To Reach Businesswomen, Meet Them at Work, in Their Social Moments
BEEP, BEEP, BEEP, BEEP, BEEP ... One eye opens and the massive red numbers stare back at her, reading 6 a.m. A hand reaches out from underneath the warm covers to hit the big snooze button on the top of the alarm clock for the first of a series (less for some, more for others) of blind button slapping. Flipping the covers back, swinging her legs out into the cold(er) air, she turns the lights on and shuffles to the shower. And so starts her morning ... and her brand interactions.
Meet Tina, one of 72 million business women who start their morning in this same way five of seven days a week. Tina has two fraternal twins. She's 42 years old. She's been working as an accounting manager at the same company for the last five years, and she interacts with brands every day of her life. Every year she and other working women like her spend $2.55 trillion on consumer products.
From the moment Tina steps into the shower, staring at those shampoo, conditioner and bath gel bottles on the shelf, she is confronted with brands. Some she's loyal to and some she has yet to discover. She hops out of the shower, gets her kids ready and makes sure they get off to school, then heads to work.

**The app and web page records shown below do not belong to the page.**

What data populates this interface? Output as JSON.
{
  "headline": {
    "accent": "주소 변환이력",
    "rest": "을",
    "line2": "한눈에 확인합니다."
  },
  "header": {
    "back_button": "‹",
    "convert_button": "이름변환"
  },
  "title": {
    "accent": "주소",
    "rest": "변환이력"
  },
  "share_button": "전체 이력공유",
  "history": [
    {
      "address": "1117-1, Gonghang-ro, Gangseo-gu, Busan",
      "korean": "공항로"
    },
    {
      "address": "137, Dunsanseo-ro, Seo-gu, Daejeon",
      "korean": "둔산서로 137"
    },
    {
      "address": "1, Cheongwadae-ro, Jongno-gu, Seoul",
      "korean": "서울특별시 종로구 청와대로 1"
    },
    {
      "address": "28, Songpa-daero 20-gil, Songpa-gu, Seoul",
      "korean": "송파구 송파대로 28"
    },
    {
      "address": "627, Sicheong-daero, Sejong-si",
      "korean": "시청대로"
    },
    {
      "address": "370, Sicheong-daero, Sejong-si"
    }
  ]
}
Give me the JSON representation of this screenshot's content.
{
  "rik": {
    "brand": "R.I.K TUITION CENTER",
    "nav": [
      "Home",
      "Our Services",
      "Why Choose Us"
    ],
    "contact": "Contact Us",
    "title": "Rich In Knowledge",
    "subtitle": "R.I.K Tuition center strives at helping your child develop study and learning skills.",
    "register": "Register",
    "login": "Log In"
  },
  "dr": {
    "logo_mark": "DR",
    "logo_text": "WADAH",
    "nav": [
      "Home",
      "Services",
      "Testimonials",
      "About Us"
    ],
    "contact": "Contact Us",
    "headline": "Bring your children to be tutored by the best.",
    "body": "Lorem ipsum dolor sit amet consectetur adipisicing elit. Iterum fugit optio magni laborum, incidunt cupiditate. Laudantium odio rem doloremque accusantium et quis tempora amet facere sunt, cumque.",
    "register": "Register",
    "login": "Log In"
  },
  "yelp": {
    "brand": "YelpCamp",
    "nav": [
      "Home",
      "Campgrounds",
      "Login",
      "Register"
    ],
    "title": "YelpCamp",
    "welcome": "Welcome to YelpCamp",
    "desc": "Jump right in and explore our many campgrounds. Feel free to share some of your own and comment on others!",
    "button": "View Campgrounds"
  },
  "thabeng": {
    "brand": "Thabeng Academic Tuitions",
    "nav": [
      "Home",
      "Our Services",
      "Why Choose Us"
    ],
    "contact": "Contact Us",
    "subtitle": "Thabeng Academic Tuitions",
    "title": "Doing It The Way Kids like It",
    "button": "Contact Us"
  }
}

The whole time, the TV is in the background—both in the bedroom and kitchen—with associated commercials.
For the 45 minutes she's in the car, she's pelted with brands trying to get her attention on the radio and billboards. When she gets to work, from the moment she turns on her computer to get some emails done, she is bombarded by banner ads.
During any of these advertising-heavy moments, she is focused on other things. She is trying to get her kids ready for school, make breakfast, get somewhere, think about her day, try to impress her boss, get a project done, or get something accomplished from her to-do list.